**Data supplied:**
________________________

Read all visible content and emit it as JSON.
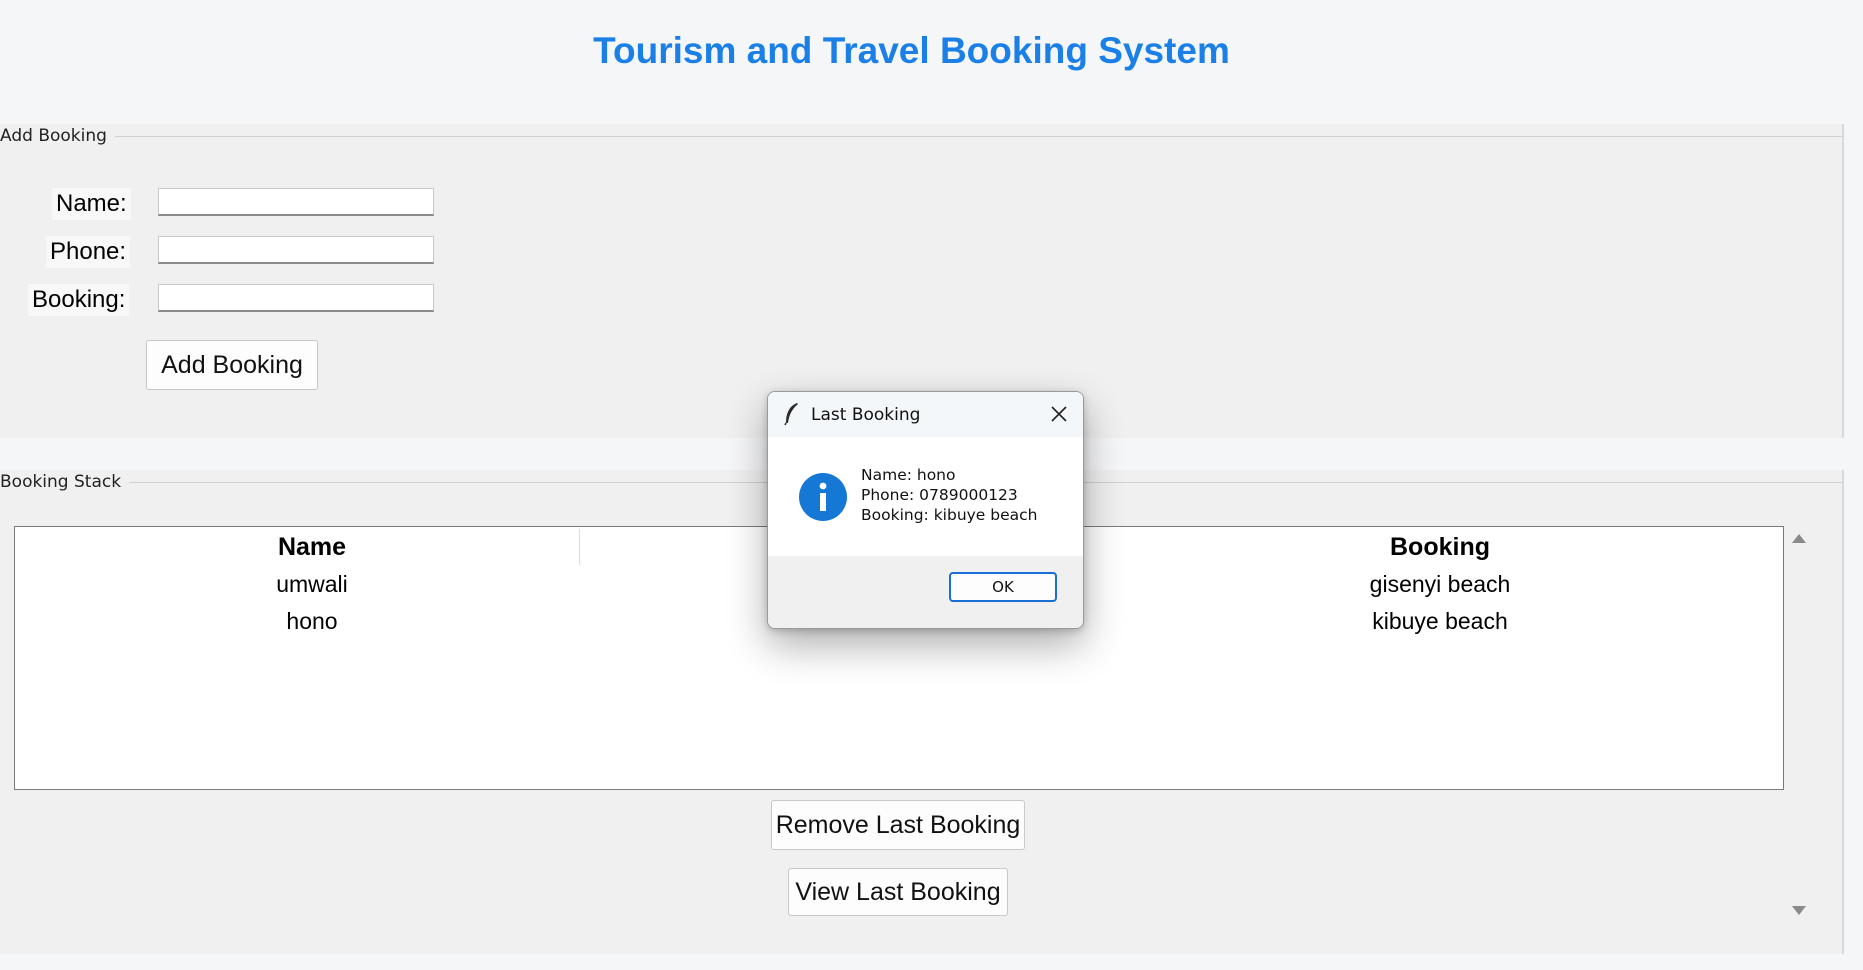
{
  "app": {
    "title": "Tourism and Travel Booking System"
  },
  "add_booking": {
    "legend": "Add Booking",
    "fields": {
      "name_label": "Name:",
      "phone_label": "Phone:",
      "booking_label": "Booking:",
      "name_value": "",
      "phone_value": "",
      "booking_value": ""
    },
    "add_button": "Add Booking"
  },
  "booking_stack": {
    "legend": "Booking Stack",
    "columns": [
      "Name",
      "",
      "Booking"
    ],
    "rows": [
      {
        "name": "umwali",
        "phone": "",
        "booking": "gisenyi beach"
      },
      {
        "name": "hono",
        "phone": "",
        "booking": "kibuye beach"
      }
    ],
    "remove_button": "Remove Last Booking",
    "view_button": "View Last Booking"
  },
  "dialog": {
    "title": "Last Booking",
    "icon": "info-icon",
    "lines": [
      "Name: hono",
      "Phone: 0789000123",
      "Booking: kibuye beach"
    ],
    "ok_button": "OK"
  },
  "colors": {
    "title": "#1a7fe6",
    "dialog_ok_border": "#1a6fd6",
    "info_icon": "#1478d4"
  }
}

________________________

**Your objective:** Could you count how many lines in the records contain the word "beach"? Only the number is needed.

**Answer to this problem:** 3